Although it has been mentioned a few times that 2020 has been a great year for the Common, it seems to be coming to a bit of a premature end. So many of the flowers that would often flower well into September (and even later), have already set seed. No doubt the plants are reacting to the weather conditions. Butterfly numbers are now well down, although I recorded a very reasonable 12 species in all – including a couple of rather worn Silver-washed Fritillaries.

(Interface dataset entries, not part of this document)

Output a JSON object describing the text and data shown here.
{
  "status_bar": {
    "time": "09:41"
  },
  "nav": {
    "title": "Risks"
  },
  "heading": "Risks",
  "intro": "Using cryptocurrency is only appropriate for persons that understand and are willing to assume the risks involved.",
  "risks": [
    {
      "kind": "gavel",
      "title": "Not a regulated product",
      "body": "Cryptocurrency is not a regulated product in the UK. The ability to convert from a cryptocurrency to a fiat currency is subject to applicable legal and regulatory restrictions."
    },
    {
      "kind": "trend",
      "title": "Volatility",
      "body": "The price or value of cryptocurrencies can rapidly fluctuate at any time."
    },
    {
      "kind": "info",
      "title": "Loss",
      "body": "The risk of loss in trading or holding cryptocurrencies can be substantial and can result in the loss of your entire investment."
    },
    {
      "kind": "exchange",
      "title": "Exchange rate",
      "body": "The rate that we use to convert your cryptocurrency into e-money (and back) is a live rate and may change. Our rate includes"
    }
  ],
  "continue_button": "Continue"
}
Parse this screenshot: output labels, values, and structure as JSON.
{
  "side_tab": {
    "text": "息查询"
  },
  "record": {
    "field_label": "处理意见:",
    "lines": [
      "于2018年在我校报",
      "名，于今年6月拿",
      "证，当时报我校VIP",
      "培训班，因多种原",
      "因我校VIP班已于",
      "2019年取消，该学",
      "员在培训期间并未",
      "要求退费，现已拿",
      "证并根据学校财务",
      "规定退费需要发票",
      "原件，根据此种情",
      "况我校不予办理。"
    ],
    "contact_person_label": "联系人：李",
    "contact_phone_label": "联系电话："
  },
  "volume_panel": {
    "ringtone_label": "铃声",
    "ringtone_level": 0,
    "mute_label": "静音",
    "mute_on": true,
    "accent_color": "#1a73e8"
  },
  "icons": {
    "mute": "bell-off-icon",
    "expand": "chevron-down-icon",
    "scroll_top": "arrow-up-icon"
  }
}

Dragonflies are still much in evidence with large numbers of Migrant Hawkers now starting to appear. Also, a good few Common Darters and single Emperor and Southern Hawker. Migrant Hawkers are a little unusual for dragonflies in that they aren’t territorial, so it isn’t unusual to see large numbers of them hawking together. In contrast the Southern Hawker doesn’t generally allow others into its territory. It also seems to have a habit of checking out human visitors as well. It isn’t unusual to see one circling you or hovering in front of you.

Southern Hawker
Southern Hawker

A fly that I recorded a couple of years ago continues to ‘pop up’ around the reserve. Usually on the paths – but that might be because that is the easiest place to pick them up. It is an impressive fly – although the image isn’t to scale!

Hornet Robberfly
Hornet Robberfly

Wednesday 19th August

My butterfly transect yesterday suggested that summer is nearly over! Numbers and species are well down and a lot of flowers have set seed already. However, there is still a lot of colour out there and plenty of insects as well. Migrant Hawker and Common Darter dragonflies have started to appear in good numbers (which they do at this time of year). They will be around well into September and probably October as well.

Beetles rarely feature in this blog – a serious oversight! Thanks to Giles Morris for this recent photo. This is Rutpela maculata, the Spotted Longhorn beetle.

Rutpela maculata
Rutpela maculata (courtesy of Giles Morris)

Although there is a lot of Marjoram on the Common, and much of it in flower, I was surprised to find an area with quite a few white flowered plants. The following being just one example.

Marjoram
Marjoram (white flowered form)

Friday 7th August

Earlier in the week, I spoke to a couple of visitors who were searching – without success – for Autumn Lady’s-tresses. They were just a couple of days early, as the first flowers had appeared by yesterday. Only two spikes so far though (and quite a challenge to find).

Autumn Lady's-tresses
Autumn Lady’s-tresses

Continuing my search for Grasshoppers and their allies, I found a couple of Long-winged Coneheads on the site. Very attractive little insects, but still the vast majority are Field Grasshoppers. Although they are called Long-winged, it is the antennae that are impressively long!

Long-winged Conehead
Long-winged Conehead

A few flowers are clearly doing rather well on the Common this year; some I’ve mentioned in previous posts. Another that I haven’t mention, is Common Centaury. This is a plant typical of calcareous grasslands, so its abundance is very much a ‘good sign’ that the grazing and other management is having a positive affect.

Common Centaury
Common Centaury

Finally, just because I like them, a photo of Eyebright. Another of our very small flowers, but when seen in close up, are attractive as any on the Common. The name suggests this is one species – but, in fact, there are about 20 species and 60 hybrids. Telling them apart is a real challenge!

Eyebright agg.
Eyebright agg.